All of the entries are to be restated word for word.

•••

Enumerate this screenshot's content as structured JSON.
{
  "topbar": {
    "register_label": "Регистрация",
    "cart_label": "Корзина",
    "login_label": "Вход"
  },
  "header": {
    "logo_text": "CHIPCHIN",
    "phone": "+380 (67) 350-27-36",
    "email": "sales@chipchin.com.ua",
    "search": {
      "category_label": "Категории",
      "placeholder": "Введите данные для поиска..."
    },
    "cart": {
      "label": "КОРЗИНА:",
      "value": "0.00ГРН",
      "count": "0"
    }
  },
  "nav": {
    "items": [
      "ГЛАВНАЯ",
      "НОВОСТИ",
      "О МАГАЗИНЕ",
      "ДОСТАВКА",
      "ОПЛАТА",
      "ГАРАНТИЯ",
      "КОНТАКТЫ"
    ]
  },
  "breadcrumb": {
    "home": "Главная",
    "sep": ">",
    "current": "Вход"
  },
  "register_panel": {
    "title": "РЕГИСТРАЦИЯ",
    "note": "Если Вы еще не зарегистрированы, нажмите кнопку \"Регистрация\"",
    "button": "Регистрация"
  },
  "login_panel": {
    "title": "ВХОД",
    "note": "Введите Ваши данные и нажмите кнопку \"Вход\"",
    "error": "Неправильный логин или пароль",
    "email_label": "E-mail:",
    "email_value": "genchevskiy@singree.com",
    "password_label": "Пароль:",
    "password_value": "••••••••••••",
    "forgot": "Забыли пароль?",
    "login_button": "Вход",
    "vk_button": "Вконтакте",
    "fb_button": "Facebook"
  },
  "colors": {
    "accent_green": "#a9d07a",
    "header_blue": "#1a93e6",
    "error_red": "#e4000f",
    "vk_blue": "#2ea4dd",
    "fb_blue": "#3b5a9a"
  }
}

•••

**Solution for this problem**
Enumerate this screenshot's content as structured JSON.
{
  "topbar": {
    "register_label": "Регистрация",
    "cart_label": "Корзина",
    "login_label": "Вход"
  },
  "header": {
    "logo_text": "CHIPCHIN",
    "phone": "+380 (67) 350-27-36",
    "email": "sales@chipchin.com.ua",
    "search": {
      "category_label": "Категории",
      "placeholder": "Введите данные для поиска..."
    },
    "cart": {
      "label": "КОРЗИНА:",
      "value": "0.00ГРН",
      "count": "0"
    }
  },
  "nav": {
    "items": [
      "ГЛАВНАЯ",
      "НОВОСТИ",
      "О МАГАЗИНЕ",
      "ДОСТАВКА",
      "ОПЛАТА",
      "ГАРАНТИЯ",
      "КОНТАКТЫ"
    ]
  },
  "breadcrumb": {
    "home": "Главная",
    "sep": ">",
    "current": "Вход"
  },
  "register_panel": {
    "title": "РЕГИСТРАЦИЯ",
    "note": "Если Вы еще не зарегистрированы, нажмите кнопку \"Регистрация\"",
    "button": "Регистрация"
  },
  "login_panel": {
    "title": "ВХОД",
    "note": "Введите Ваши данные и нажмите кнопку \"Вход\"",
    "error": "Неправильный логин или пароль",
    "email_label": "E-mail:",
    "email_value": "genchevskiy@singree.com",
    "password_label": "Пароль:",
    "password_value": "••••••••••••",
    "forgot": "Забыли пароль?",
    "login_button": "Вход",
    "vk_button": "Вконтакте",
    "fb_button": "Facebook"
  },
  "colors": {
    "accent_green": "#a9d07a",
    "header_blue": "#1a93e6",
    "error_red": "#e4000f",
    "vk_blue": "#2ea4dd",
    "fb_blue": "#3b5a9a"
  }
}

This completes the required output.